Just about 50 years ago, a headline jolted George Bodem when he picked up his Minneapolis Morning Tribune: "43 DIE IN NWA JET CRASH."

The Feb. 13, 1963, front page featured photos of six of the eight Minneapolis-based crew members who died when their plane crashed 42 miles southwest of Miami's airport, breaking apart as it flew into a storm over the Everglades.

The black and white image of 25-year-old flight attendant Virginia Lee Younkin didn't reflect her cobalt-blue eyes. But 50 years later, those eyes still haunt Bodem.

Seven summers earlier, back home from Dartmouth College, Bodem had stopped by the soda fountain at Clancy Drug at the corner of 50th and Halifax in Edina, where Younkin worked at the time and grabbed his attention immediately.

"It was one of those moments -- bam!" he recalled.

They dated a few times -- nothing too serious -- as Younkin's charismatic beauty landed her the title of Miss Edina. She rode as royalty in the Aquatennial parade and was named the queen of something called the Gopher State Timing Association hot rod and custom car show.

Younkin, known as Lee, majored in Spanish at the University of Minnesota and planned to use her language skills in government work.

The daughter of a Honeywell executive, she lived in a Richfield apartment after her father was transferred to Dallas. After the crash, her parents requested no memorials or flowers.

"Just like that," Bodem said, "it was as if her life was thrown away."

By the time of the crash, he was climbing the academic ladder as an organic chemist and was engaged to his wife, Mary. They'll celebrate their 50th anniversary in 2014, and have two grown kids and a couple of grandchildren. George spent 25 years as a chemist in the Kodak Research Lab in Rochester, N.Y., working on dyes and instant photography.

After retirement, he and Mary returned to south Minneapolis. When he stops by the Starbucks near where Clancy's once stood, he flashes back to Younkin. He remembers going up to her door at 49th and Maple near where the US Bank now stands.

With the 50th anniversary of her death approaching, Bodem has found a blog about Northwest Flight 705 -- www.tinyurl.com/flight705 -- prepared by family members of one of the victims. He's traded e-mails with some of Younkin's 1954 high school classmates from Monrovia, Calif. He's collected some newspaper clippings about Younkin and the crash, which prompted the airline industry to upgrade cockpit instruments and radar equipment. Safer procedures were developed for pilots flying into storms and turbulence.

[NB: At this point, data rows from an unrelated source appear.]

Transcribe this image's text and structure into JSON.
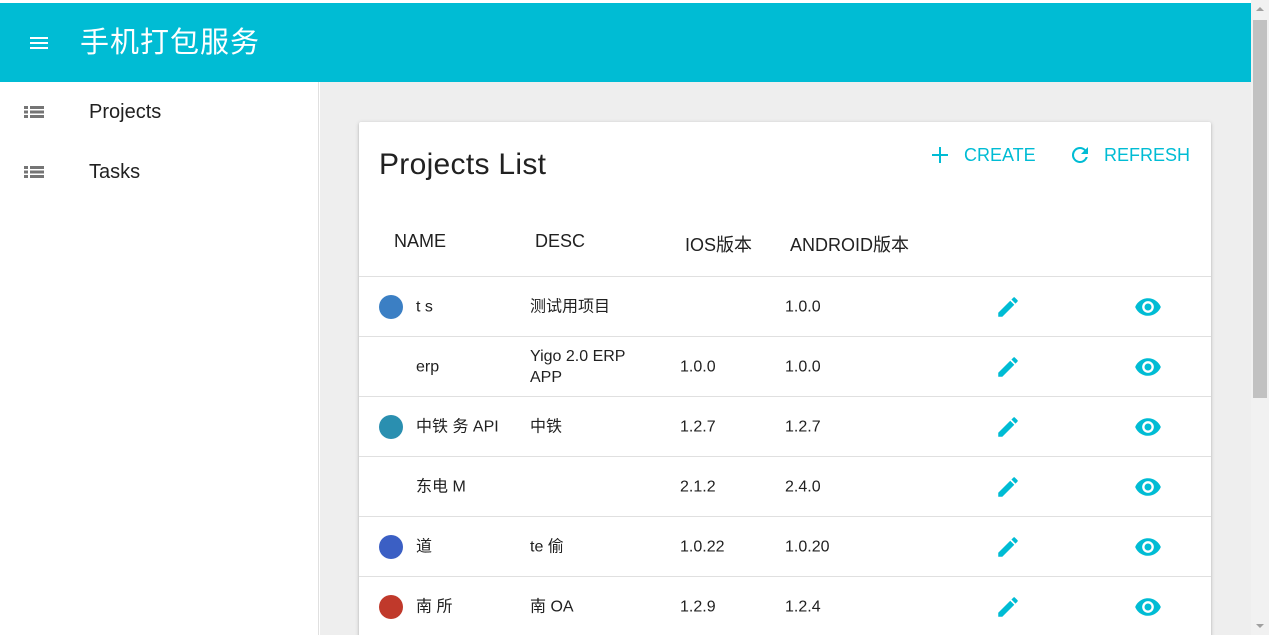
{
  "app": {
    "title": "手机打包服务",
    "accent_color": "#00bcd4"
  },
  "sidebar": {
    "items": [
      {
        "label": "Projects",
        "icon": "list-icon"
      },
      {
        "label": "Tasks",
        "icon": "list-icon"
      }
    ]
  },
  "card": {
    "title": "Projects List",
    "create_label": "CREATE",
    "refresh_label": "REFRESH"
  },
  "table": {
    "columns": [
      "NAME",
      "DESC",
      "IOS版本",
      "ANDROID版本"
    ],
    "rows": [
      {
        "name": "t s",
        "desc": "测试用项目",
        "ios": "",
        "android": "1.0.0",
        "thumb_color": "#3b7fc4"
      },
      {
        "name": "erp",
        "desc": "Yigo 2.0 ERP APP",
        "ios": "1.0.0",
        "android": "1.0.0",
        "thumb_color": "#ffffff"
      },
      {
        "name": "中铁 务 API",
        "desc": "中铁",
        "ios": "1.2.7",
        "android": "1.2.7",
        "thumb_color": "#2a8fb0"
      },
      {
        "name": "东电 M",
        "desc": "",
        "ios": "2.1.2",
        "android": "2.4.0",
        "thumb_color": "#ffffff"
      },
      {
        "name": "道",
        "desc": "te 偷",
        "ios": "1.0.22",
        "android": "1.0.20",
        "thumb_color": "#3b5fc4"
      },
      {
        "name": "南 所",
        "desc": "南 OA",
        "ios": "1.2.9",
        "android": "1.2.4",
        "thumb_color": "#c0392b"
      }
    ]
  }
}
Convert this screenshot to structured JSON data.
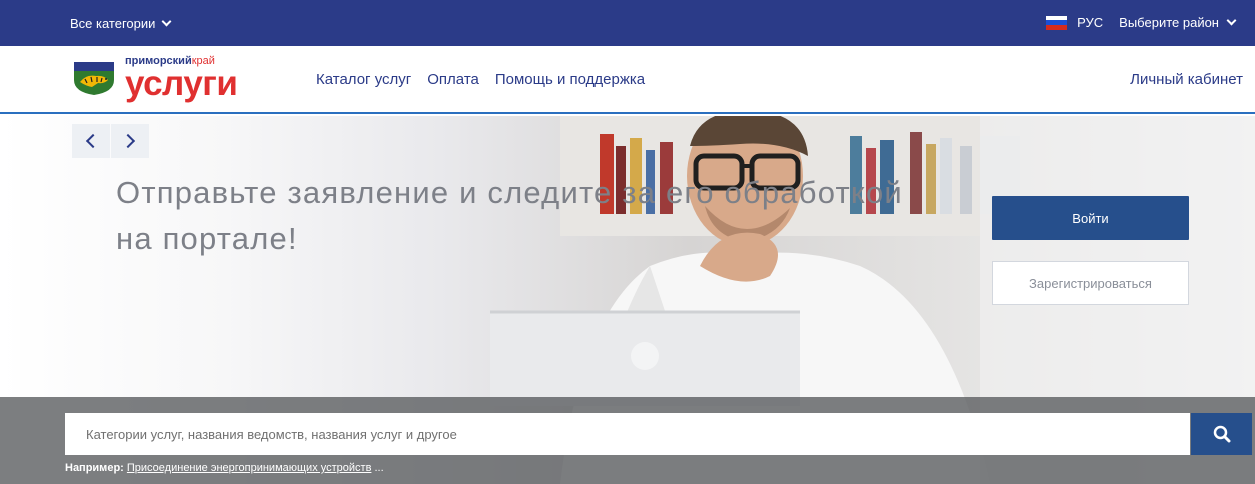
{
  "topbar": {
    "categories_label": "Все категории",
    "language": "РУС",
    "district_label": "Выберите район"
  },
  "header": {
    "logo_small_part1": "приморский",
    "logo_small_part2": "край",
    "logo_big": "услуги",
    "nav": [
      "Каталог услуг",
      "Оплата",
      "Помощь и поддержка"
    ],
    "cabinet": "Личный кабинет"
  },
  "hero": {
    "headline_line1": "Отправьте заявление и следите за его обработкой",
    "headline_line2": "на портале!",
    "login_button": "Войти",
    "register_button": "Зарегистрироваться"
  },
  "search": {
    "placeholder": "Категории услуг, названия ведомств, названия услуг и другое",
    "example_label": "Например:",
    "example_link": "Присоединение энергопринимающих устройств",
    "example_suffix": " ..."
  },
  "colors": {
    "topbar": "#2b3b88",
    "brand_red": "#e03030",
    "button_blue": "#264f8c"
  },
  "icons": [
    "chevron-down-icon",
    "russian-flag-icon",
    "krai-emblem-icon",
    "chevron-left-icon",
    "chevron-right-icon",
    "search-icon"
  ]
}
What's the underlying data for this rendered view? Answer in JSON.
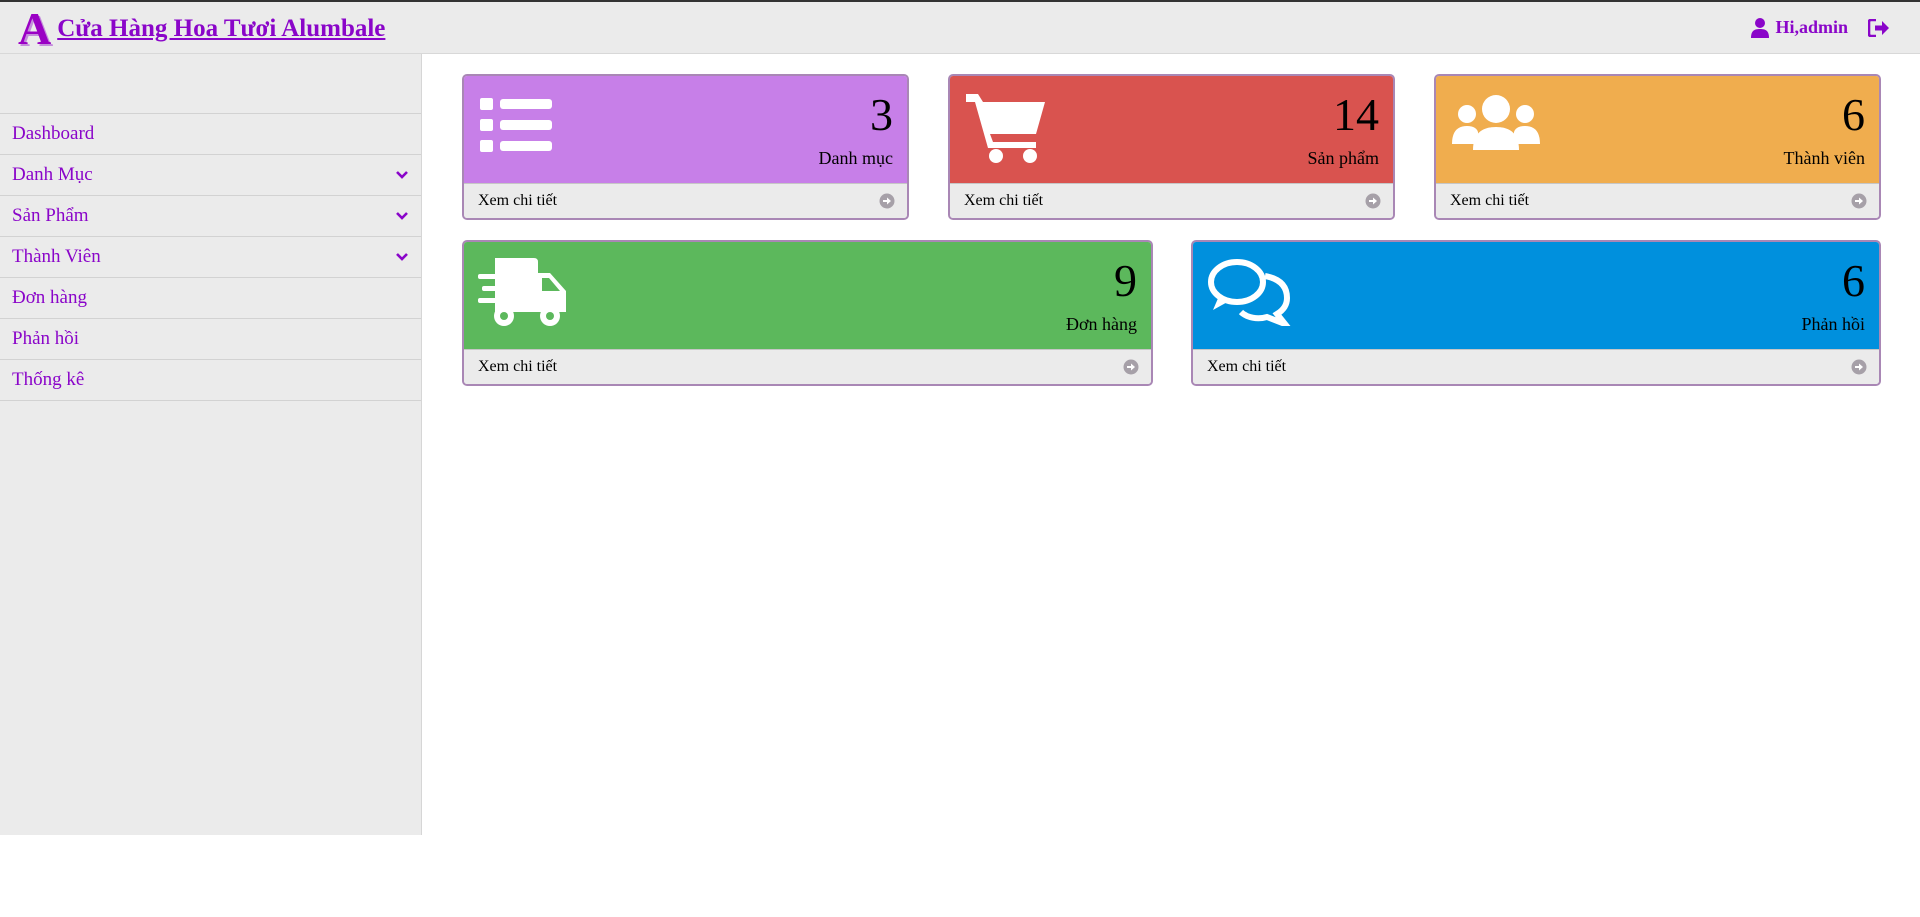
{
  "header": {
    "logo_letter": "A",
    "site_title": "Cửa Hàng Hoa Tươi Alumbale",
    "user_greeting": "Hi,admin",
    "user_icon": "user-icon",
    "logout_icon": "sign-out-icon",
    "accent_color": "#8a05c9"
  },
  "sidebar": {
    "items": [
      {
        "label": "Dashboard",
        "has_submenu": false
      },
      {
        "label": "Danh Mục",
        "has_submenu": true
      },
      {
        "label": "Sản Phẩm",
        "has_submenu": true
      },
      {
        "label": "Thành Viên",
        "has_submenu": true
      },
      {
        "label": "Đơn hàng",
        "has_submenu": false
      },
      {
        "label": "Phản hồi",
        "has_submenu": false
      },
      {
        "label": "Thống kê",
        "has_submenu": false
      }
    ]
  },
  "cards": [
    {
      "count": "3",
      "label": "Danh mục",
      "link": "Xem chi tiết",
      "color": "#c77fe8",
      "icon": "list-icon"
    },
    {
      "count": "14",
      "label": "Sản phẩm",
      "link": "Xem chi tiết",
      "color": "#d9534f",
      "icon": "shopping-cart-icon"
    },
    {
      "count": "6",
      "label": "Thành viên",
      "link": "Xem chi tiết",
      "color": "#f0ad4e",
      "icon": "users-icon"
    },
    {
      "count": "9",
      "label": "Đơn hàng",
      "link": "Xem chi tiết",
      "color": "#5cb85c",
      "icon": "truck-icon"
    },
    {
      "count": "6",
      "label": "Phản hồi",
      "link": "Xem chi tiết",
      "color": "#0090dd",
      "icon": "comments-icon"
    }
  ]
}
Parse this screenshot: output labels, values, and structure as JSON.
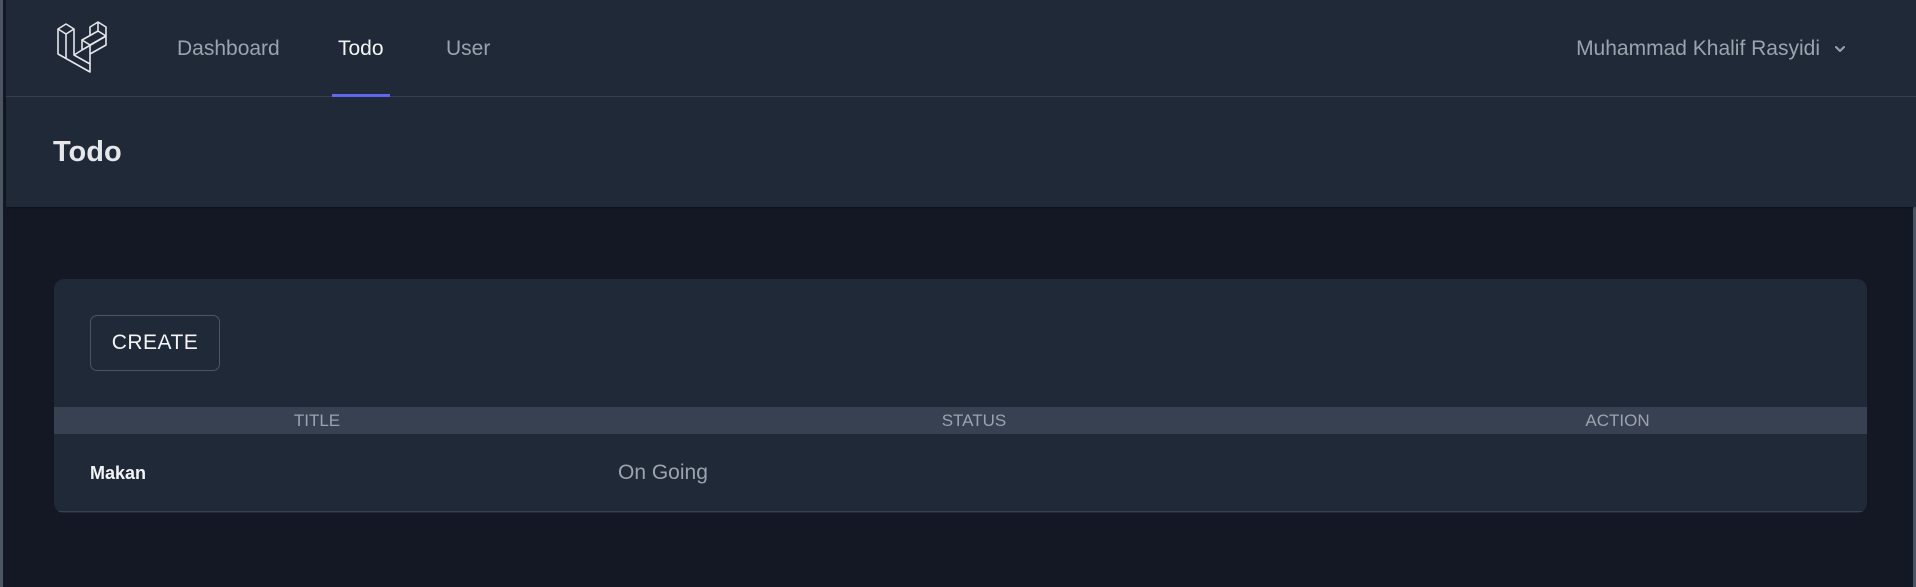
{
  "nav": {
    "logo_icon": "laravel-logo-icon",
    "links": [
      {
        "label": "Dashboard",
        "active": false
      },
      {
        "label": "Todo",
        "active": true
      },
      {
        "label": "User",
        "active": false
      }
    ],
    "user_name": "Muhammad Khalif Rasyidi",
    "user_menu_icon": "chevron-down-icon",
    "accent_color": "#6366f1"
  },
  "header": {
    "title": "Todo"
  },
  "todo": {
    "create_label": "CREATE",
    "columns": [
      "TITLE",
      "STATUS",
      "ACTION"
    ],
    "rows": [
      {
        "title": "Makan",
        "status": "On Going",
        "action": ""
      }
    ]
  }
}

One newspaper blogger at the Sun Sentinel in Florida, called it an "air disaster worth remembering" (tinyurl.com/47yztru).

Bodem couldn't agree more. On the 50th anniversary, he'll remember his vivacious friend Lee's blue eyes.